# Directions:
Because the material must be preserved as it stands, copy every line exactly.

# Data:
+--

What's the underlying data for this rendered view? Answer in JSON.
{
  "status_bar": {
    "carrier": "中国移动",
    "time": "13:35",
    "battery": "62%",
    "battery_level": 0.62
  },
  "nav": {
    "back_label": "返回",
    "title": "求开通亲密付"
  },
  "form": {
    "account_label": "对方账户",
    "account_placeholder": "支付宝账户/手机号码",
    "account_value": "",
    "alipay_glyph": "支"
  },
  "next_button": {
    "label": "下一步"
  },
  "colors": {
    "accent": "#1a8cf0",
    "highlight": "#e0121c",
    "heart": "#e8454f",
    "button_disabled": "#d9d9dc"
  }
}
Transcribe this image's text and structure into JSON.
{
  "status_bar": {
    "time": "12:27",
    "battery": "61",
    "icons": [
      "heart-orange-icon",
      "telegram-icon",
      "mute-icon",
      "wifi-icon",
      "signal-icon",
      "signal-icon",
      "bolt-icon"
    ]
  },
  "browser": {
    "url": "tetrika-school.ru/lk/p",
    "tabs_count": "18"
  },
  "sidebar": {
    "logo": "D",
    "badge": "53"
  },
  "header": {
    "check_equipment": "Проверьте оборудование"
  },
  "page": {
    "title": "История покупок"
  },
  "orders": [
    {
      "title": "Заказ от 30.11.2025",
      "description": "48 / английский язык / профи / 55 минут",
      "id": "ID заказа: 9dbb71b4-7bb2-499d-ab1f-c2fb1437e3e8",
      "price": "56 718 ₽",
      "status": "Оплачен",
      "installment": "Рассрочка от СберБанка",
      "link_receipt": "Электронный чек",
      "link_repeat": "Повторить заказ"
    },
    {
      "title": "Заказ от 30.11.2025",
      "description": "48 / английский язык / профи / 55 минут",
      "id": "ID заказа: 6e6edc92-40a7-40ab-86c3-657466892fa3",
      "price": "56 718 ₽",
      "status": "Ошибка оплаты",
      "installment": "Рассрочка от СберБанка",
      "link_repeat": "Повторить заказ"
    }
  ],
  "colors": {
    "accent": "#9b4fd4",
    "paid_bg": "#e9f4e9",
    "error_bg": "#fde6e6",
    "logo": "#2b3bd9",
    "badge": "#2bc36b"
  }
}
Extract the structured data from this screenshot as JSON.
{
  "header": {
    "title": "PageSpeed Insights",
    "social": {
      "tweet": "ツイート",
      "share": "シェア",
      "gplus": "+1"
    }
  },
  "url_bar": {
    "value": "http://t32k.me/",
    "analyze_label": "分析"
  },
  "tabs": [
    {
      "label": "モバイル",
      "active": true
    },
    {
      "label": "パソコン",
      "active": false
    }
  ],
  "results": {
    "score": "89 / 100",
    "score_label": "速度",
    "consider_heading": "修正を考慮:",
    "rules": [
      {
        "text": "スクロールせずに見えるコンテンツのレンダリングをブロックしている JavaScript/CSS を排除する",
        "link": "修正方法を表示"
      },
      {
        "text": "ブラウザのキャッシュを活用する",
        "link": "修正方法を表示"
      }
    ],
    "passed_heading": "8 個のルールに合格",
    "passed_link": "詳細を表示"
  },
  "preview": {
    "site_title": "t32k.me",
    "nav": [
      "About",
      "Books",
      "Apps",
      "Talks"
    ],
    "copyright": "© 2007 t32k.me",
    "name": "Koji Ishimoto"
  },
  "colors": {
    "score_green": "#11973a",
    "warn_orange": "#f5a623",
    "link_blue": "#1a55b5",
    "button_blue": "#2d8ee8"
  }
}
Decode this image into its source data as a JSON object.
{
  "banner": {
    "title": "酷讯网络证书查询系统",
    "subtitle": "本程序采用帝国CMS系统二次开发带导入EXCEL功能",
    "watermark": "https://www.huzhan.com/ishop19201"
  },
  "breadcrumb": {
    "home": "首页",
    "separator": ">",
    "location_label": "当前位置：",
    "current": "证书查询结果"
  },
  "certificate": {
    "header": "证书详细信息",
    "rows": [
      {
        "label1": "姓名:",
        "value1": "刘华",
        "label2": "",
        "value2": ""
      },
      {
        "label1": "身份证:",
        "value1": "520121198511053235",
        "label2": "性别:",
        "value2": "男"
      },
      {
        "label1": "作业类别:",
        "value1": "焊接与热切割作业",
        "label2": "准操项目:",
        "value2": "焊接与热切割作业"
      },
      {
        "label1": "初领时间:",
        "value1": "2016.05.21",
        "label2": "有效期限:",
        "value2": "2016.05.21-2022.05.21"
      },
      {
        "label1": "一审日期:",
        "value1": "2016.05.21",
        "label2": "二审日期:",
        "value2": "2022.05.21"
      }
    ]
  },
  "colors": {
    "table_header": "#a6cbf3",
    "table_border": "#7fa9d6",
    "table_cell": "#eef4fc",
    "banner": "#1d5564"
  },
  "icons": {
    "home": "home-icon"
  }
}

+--

# Output of the task:
What's the underlying data for this rendered view? Answer in JSON.
{
  "status_bar": {
    "carrier": "中国移动",
    "time": "13:35",
    "battery": "62%",
    "battery_level": 0.62
  },
  "nav": {
    "back_label": "返回",
    "title": "求开通亲密付"
  },
  "form": {
    "account_label": "对方账户",
    "account_placeholder": "支付宝账户/手机号码",
    "account_value": "",
    "alipay_glyph": "支"
  },
  "next_button": {
    "label": "下一步"
  },
  "colors": {
    "accent": "#1a8cf0",
    "highlight": "#e0121c",
    "heart": "#e8454f",
    "button_disabled": "#d9d9dc"
  }
}
Transcribe this image's text and structure into JSON.
{
  "status_bar": {
    "time": "12:27",
    "battery": "61",
    "icons": [
      "heart-orange-icon",
      "telegram-icon",
      "mute-icon",
      "wifi-icon",
      "signal-icon",
      "signal-icon",
      "bolt-icon"
    ]
  },
  "browser": {
    "url": "tetrika-school.ru/lk/p",
    "tabs_count": "18"
  },
  "sidebar": {
    "logo": "D",
    "badge": "53"
  },
  "header": {
    "check_equipment": "Проверьте оборудование"
  },
  "page": {
    "title": "История покупок"
  },
  "orders": [
    {
      "title": "Заказ от 30.11.2025",
      "description": "48 / английский язык / профи / 55 минут",
      "id": "ID заказа: 9dbb71b4-7bb2-499d-ab1f-c2fb1437e3e8",
      "price": "56 718 ₽",
      "status": "Оплачен",
      "installment": "Рассрочка от СберБанка",
      "link_receipt": "Электронный чек",
      "link_repeat": "Повторить заказ"
    },
    {
      "title": "Заказ от 30.11.2025",
      "description": "48 / английский язык / профи / 55 минут",
      "id": "ID заказа: 6e6edc92-40a7-40ab-86c3-657466892fa3",
      "price": "56 718 ₽",
      "status": "Ошибка оплаты",
      "installment": "Рассрочка от СберБанка",
      "link_repeat": "Повторить заказ"
    }
  ],
  "colors": {
    "accent": "#9b4fd4",
    "paid_bg": "#e9f4e9",
    "error_bg": "#fde6e6",
    "logo": "#2b3bd9",
    "badge": "#2bc36b"
  }
}
Extract the structured data from this screenshot as JSON.
{
  "header": {
    "title": "PageSpeed Insights",
    "social": {
      "tweet": "ツイート",
      "share": "シェア",
      "gplus": "+1"
    }
  },
  "url_bar": {
    "value": "http://t32k.me/",
    "analyze_label": "分析"
  },
  "tabs": [
    {
      "label": "モバイル",
      "active": true
    },
    {
      "label": "パソコン",
      "active": false
    }
  ],
  "results": {
    "score": "89 / 100",
    "score_label": "速度",
    "consider_heading": "修正を考慮:",
    "rules": [
      {
        "text": "スクロールせずに見えるコンテンツのレンダリングをブロックしている JavaScript/CSS を排除する",
        "link": "修正方法を表示"
      },
      {
        "text": "ブラウザのキャッシュを活用する",
        "link": "修正方法を表示"
      }
    ],
    "passed_heading": "8 個のルールに合格",
    "passed_link": "詳細を表示"
  },
  "preview": {
    "site_title": "t32k.me",
    "nav": [
      "About",
      "Books",
      "Apps",
      "Talks"
    ],
    "copyright": "© 2007 t32k.me",
    "name": "Koji Ishimoto"
  },
  "colors": {
    "score_green": "#11973a",
    "warn_orange": "#f5a623",
    "link_blue": "#1a55b5",
    "button_blue": "#2d8ee8"
  }
}
Decode this image into its source data as a JSON object.
{
  "banner": {
    "title": "酷讯网络证书查询系统",
    "subtitle": "本程序采用帝国CMS系统二次开发带导入EXCEL功能",
    "watermark": "https://www.huzhan.com/ishop19201"
  },
  "breadcrumb": {
    "home": "首页",
    "separator": ">",
    "location_label": "当前位置：",
    "current": "证书查询结果"
  },
  "certificate": {
    "header": "证书详细信息",
    "rows": [
      {
        "label1": "姓名:",
        "value1": "刘华",
        "label2": "",
        "value2": ""
      },
      {
        "label1": "身份证:",
        "value1": "520121198511053235",
        "label2": "性别:",
        "value2": "男"
      },
      {
        "label1": "作业类别:",
        "value1": "焊接与热切割作业",
        "label2": "准操项目:",
        "value2": "焊接与热切割作业"
      },
      {
        "label1": "初领时间:",
        "value1": "2016.05.21",
        "label2": "有效期限:",
        "value2": "2016.05.21-2022.05.21"
      },
      {
        "label1": "一审日期:",
        "value1": "2016.05.21",
        "label2": "二审日期:",
        "value2": "2022.05.21"
      }
    ]
  },
  "colors": {
    "table_header": "#a6cbf3",
    "table_border": "#7fa9d6",
    "table_cell": "#eef4fc",
    "banner": "#1d5564"
  },
  "icons": {
    "home": "home-icon"
  }
}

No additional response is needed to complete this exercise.